    But ….
    It says that a fact is observed *and repeatable”.
    The “facts” of Genesis 1?
    God observed them and repeated them?

  23. The bill was introduced today (1/30/2023) as SB 235.

  24. Thanks, Glenn, for the update

  25. @dweller42 “Yeah, well, that’s just, like, your their opinion, man.” 🙂

  26. Observable in Genesis 1, repeatable in Genesis 2, QED.

  27. That and literally millions of people have read Genesis 1. MILLIONS.

  28. When you have a bunch of facts and then you don’t do anything with them, you got yourself a cool game of “science trivial pursuit”, which can be fun I guess. How does he expect them to grow up to be scientists? Wait till they escape from Montana?

  29. A follow up on the James Webb Space Telescope and early galaxies:
    No, the Big Bang theory is not ‘broken.’ Here’s how we know
    By Paul Sutter (about 10 hours ago)

  30. Scientist: Look at these cool facts I wonder they mean. If we put them together maybe we can have a [CENSORED].

    Creationist: Oogity boogity don’t make the sky god mad or the crops will fail.

  31. @richard
    I think of a three step process
    1. To see a pattern when there is none.
    2. To see purpose to the pattern.
    3. To see an extraordinary agency with that purpose.
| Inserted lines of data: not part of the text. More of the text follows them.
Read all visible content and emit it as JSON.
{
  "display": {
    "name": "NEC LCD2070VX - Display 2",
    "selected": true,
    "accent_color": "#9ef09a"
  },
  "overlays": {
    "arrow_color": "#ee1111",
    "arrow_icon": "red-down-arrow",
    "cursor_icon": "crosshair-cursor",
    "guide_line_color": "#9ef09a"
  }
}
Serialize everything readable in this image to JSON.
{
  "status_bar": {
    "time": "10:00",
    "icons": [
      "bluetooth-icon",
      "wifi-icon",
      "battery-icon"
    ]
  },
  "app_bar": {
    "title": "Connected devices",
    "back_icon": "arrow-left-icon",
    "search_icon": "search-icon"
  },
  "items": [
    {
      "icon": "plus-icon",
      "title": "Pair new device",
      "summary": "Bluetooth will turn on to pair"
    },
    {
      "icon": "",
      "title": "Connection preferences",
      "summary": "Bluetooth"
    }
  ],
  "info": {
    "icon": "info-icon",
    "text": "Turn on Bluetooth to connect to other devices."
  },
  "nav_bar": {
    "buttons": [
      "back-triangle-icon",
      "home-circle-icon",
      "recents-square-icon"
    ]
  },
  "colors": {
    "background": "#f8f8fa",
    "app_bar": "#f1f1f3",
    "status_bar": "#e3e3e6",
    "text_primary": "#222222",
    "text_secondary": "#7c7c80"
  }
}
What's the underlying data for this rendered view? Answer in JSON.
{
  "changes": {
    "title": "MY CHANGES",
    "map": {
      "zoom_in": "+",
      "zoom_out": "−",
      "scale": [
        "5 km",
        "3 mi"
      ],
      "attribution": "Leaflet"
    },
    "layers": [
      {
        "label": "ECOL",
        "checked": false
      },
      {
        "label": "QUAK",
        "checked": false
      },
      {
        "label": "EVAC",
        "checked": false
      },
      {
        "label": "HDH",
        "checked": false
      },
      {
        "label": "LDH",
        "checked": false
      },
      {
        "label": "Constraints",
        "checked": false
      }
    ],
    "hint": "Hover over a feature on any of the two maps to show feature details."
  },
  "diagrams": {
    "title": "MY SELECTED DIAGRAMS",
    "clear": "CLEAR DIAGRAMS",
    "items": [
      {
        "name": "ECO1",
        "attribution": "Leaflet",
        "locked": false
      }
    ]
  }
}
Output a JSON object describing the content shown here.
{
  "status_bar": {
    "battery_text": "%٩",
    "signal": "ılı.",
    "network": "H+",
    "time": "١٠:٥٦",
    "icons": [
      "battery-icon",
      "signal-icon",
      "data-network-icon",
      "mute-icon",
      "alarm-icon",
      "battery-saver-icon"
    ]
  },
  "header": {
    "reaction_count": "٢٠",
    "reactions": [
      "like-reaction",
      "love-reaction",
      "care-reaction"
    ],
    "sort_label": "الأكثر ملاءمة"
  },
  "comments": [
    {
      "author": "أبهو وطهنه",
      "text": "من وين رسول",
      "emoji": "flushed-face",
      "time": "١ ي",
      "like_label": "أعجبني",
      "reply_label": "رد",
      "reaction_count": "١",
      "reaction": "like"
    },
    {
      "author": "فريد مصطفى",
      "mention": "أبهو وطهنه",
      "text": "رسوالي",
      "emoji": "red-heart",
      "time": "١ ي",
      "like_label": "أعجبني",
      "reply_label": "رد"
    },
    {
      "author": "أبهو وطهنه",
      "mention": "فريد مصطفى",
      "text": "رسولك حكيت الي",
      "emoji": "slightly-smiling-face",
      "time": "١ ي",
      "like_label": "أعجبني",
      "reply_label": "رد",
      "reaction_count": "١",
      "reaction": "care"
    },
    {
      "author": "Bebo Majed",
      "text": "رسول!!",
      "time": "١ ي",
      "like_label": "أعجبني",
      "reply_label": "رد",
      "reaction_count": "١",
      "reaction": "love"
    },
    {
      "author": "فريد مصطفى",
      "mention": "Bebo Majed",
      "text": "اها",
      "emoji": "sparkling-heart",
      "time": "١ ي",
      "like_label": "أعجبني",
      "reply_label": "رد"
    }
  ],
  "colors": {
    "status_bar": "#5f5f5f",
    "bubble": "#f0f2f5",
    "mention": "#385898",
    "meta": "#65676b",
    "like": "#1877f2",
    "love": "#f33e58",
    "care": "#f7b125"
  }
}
  32. @docbill1351
    I looked at his facebook page and you’re right he’s dumb as hell. I think we can safely assume he wants to end public schools, period. If we can’t have creationism., burn it all down.